Undiplomatic, but correct on paper. The former BQR team’s only wins in its entire time in grand prix motorcycle racing come from its famously Paris Hilton sponsored 125cc season with Maverick Vinales in 2011, and its MotoGP efforts have been firmly at the tail end of the field with first dubious quality CRT/Open class machinery then old-spec Ducatis. Hector Barbera’s strong 2016 season, helped by Avintia having used the mandatory-for-that-year spec ECU already, was the sole positive blip.
Still Zarco’s disparaging assessment focused on what Avintia had been, rather than what Ducati had in mind for it – and him.
“Finally, Ducati called me on Monday saying ‘we need to talk’,” he continued.
“We had several meetings during which they explained to me what they would make available to me and they were able to convince me.
“It gave me a boost of confidence. They told me that the Avintia team was going to completely change their status.
“And then, for my part, I was going to have the opportunity to try to compete once more for the top seven or 10, to stay with Ducati then deserve an even better bike in the near future, with podiums perhaps being the icing on the cake.”
Ducati had a surprisingly big part in the silly season machinations for a team that hasn’t (yet) changed the line-ups in its main teams.
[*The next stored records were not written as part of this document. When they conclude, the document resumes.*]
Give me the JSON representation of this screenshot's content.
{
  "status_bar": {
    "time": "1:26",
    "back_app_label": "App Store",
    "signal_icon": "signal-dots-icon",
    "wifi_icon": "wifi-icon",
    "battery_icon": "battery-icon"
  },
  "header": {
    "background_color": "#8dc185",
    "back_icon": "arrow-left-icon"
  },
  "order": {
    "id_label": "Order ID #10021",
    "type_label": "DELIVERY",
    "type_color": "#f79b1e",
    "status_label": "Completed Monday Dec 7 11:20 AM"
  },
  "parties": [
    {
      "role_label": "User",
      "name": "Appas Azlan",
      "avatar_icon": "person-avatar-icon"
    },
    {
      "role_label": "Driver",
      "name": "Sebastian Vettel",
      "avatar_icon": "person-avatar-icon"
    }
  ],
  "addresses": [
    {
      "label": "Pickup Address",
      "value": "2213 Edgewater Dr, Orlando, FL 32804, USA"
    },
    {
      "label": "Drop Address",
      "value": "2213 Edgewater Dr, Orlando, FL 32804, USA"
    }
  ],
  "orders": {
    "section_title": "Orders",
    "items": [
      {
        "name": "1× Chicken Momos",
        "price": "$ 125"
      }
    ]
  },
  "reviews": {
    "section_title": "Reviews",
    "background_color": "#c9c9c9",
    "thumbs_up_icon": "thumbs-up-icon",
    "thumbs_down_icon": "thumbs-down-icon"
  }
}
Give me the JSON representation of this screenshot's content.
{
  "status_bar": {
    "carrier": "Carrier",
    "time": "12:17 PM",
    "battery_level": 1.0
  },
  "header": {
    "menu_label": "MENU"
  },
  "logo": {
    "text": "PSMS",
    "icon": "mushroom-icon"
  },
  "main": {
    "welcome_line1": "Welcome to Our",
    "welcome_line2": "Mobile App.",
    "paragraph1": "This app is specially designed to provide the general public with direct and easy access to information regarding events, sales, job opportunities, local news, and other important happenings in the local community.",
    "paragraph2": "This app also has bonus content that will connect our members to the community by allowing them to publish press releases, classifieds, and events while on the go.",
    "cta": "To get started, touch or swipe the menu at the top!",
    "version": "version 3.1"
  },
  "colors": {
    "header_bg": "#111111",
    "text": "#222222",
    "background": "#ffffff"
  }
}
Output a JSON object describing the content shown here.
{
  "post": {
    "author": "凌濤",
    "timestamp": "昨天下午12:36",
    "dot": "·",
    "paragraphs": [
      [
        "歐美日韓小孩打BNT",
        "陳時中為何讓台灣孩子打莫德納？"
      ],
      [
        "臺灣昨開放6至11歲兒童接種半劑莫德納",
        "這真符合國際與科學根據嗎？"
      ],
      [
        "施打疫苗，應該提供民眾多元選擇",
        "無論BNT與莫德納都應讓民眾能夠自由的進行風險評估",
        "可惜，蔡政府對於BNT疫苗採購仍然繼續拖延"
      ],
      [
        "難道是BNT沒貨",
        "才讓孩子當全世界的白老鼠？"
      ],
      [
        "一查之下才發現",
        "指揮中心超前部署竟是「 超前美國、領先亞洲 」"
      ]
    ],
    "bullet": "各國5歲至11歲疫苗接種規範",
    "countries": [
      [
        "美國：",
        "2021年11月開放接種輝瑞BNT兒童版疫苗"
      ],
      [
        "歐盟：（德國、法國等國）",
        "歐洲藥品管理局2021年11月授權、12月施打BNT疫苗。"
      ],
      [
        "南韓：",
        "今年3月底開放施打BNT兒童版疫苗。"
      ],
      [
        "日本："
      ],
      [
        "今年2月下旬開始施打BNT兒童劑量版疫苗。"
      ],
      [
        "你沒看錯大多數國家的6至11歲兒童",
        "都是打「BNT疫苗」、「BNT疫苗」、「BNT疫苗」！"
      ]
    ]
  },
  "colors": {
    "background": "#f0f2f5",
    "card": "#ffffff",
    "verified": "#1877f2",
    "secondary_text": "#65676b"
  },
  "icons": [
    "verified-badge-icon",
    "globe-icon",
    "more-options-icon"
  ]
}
Its efforts to get Lorenzo back into the fold, and then the long-running rumours of a Pramac/factory swap involving Jack Miller and Danilo Petrucci were clear signs of a team not convinced it was currently backing the right horses.
Andrea Dovizioso may have finished second in the championship for a third straight year, but there was no hint of a real title challenge in 2019 as Marquez dominated and Dovizioso was notably more willing to criticise the Ducati than before.
The days of being satisfied with shock long-shot underdog title bids are over again. Ducati is clearly going to be one of the biggest players in the race for the top riders’ 2021 signatures. Zarco now has a chance to make sure he’s a big part of that conversation.
He has been helped by the French Grand Prix promoter’s eagerness to keep him on the grid, a cause Dorna fully supports for the sake of the French market – amid a perception that 2019 rookie sensation Fabio Quartararo has an insufficient following at present in his home country because he left for Spain too early in his career, making Zarco the key to Le Mans crowd figures.
So is Zarco a busted flush clinging on to a MotoGP presence in one of its worst teams purely on nationality grounds? A rider who has been tried out by Suzuki (where he tested while in Moto2), Yamaha, KTM and Honda, but ultimately now employed by none of them through a combination of career mismanagement, underperformance and poor attitude?
Losing out to Alex Marquez at Honda and slamming Avintia before realising the true nature of Ducati’s approach fuelled the negative perceptions of Zarco, but more positive events of the final part of the season shouldn’t be overlooked.
Though a 13th place and two crashes was not a great return from his LCR stint, he had stepped onto the notoriously awkward Honda and immediately been close to team-mate Cal Crutchlow’s pace and performed at a similar level to Nakagami’s usual season-long positions. Crutchlow pointed out that the older spec bike on the opposite side of the garage was more amenable than his factory-spec RC212V but even so the Honda stint ought to have erased many of the doubts about Zarco’s adaptability that the KTM misery had created.
What he achieved across 2015-18 was too impressive to be totally overshadowed by the calamitous form of 2019. He could yet play himself back into contention for a top 2021 ride even in what seem like far-from-promising circumstances at Avintia. That would be more in keeping with Zarco’s overall career story so far than his Avintia chance ending in ignominy. But there’s only so many times you can get away with insulting a potential employer before still doing a deal with it. To get the 2021 opportunities he feels he deserves, Zarco has to impress off and on track in ’20.